Im Focus: Scientists develop a semiconductor nanocomposite material that moves in response to light

In a paper in Scientific Reports, a research team at Worcester Polytechnic Institute describes a novel light-activated phenomenon that could become the basis for applications as diverse as microscopic robotic grippers and more efficient solar cells.

A research team at Worcester Polytechnic Institute (WPI) has developed a revolutionary, light-activated semiconductor nanocomposite material that can be used...

Im Focus: Diamonds aren't forever: Sandia, Harvard team create first quantum computer bridge

By forcefully embedding two silicon atoms in a diamond matrix, Sandia researchers have demonstrated for the first time on a single chip all the components needed to create a quantum bridge to link quantum computers together.

"People have already built small quantum computers," says Sandia researcher Ryan Camacho. "Maybe the first useful one won't be a single giant quantum computer...

Im Focus: New Products - Highlights of COMPAMED 2016

COMPAMED has become the leading international marketplace for suppliers of medical manufacturing. The trade fair, which takes place every November and is co-located to MEDICA in Dusseldorf, has been steadily growing over the past years and shows that medical technology remains a rapidly growing market.

In 2016, the joint pavilion by the IVAM Microtechnology Network, the Product Market “High-tech for Medical Devices”, will be located in Hall 8a again and will...

Im Focus: Ultra-thin ferroelectric material for next-generation electronics

'Ferroelectric' materials can switch between different states of electrical polarization in response to an external electric field. This flexibility means they show promise for many applications, for example in electronic devices and computer memory. Current ferroelectric materials are highly valued for their thermal and chemical stability and rapid electro-mechanical responses, but creating a material that is scalable down to the tiny sizes needed for technologies like silicon-based semiconductors (Si-based CMOS) has proven challenging.
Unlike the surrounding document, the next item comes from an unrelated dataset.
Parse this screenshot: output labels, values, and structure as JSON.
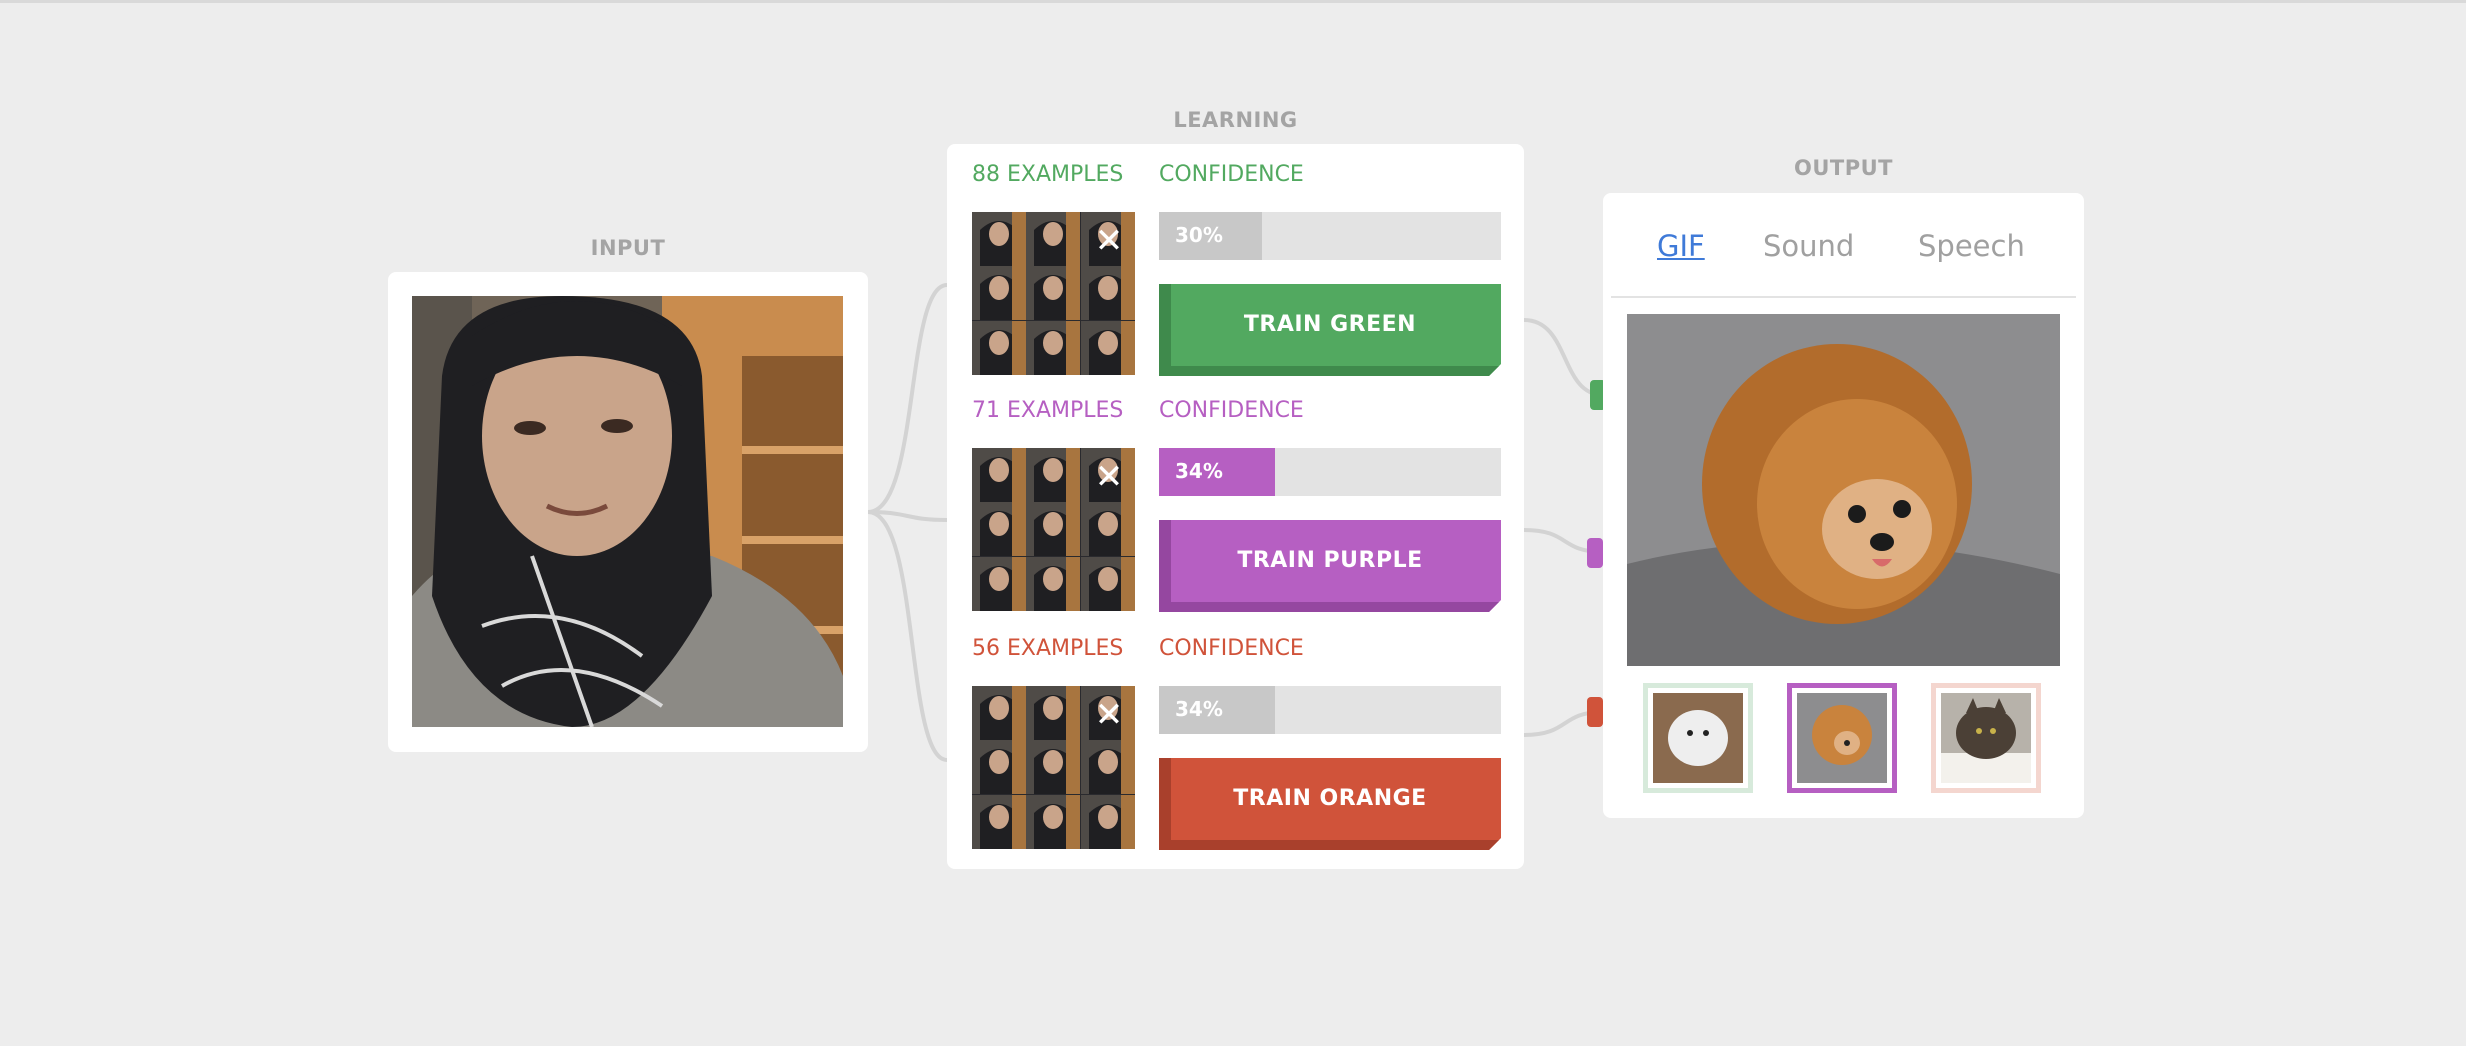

Now, Hiroshi Funakubo and co-workers at the Tokyo Institute of Technology, in collaboration with researchers across Japan, have conducted experiments to...

All Focus news of the innovation-report >>>



Event News

#IC2S2: When Social Science meets Computer Science - GESIS will host the IC2S2 conference 2017

14.10.2016 | Event News

Agricultural Trade Developments and Potentials in Central Asia and the South Caucasus

14.10.2016 | Event News

World Health Summit – Day Three: A Call to Action

12.10.2016 | Event News

Latest News

Resolving the mystery of preeclampsia

21.10.2016 | Health and Medicine

Stanford researchers create new special-purpose computer that may someday save us billions

21.10.2016 | Information Technology

From ancient fossils to future cars

21.10.2016 | Materials Sciences

More VideoLinks >>>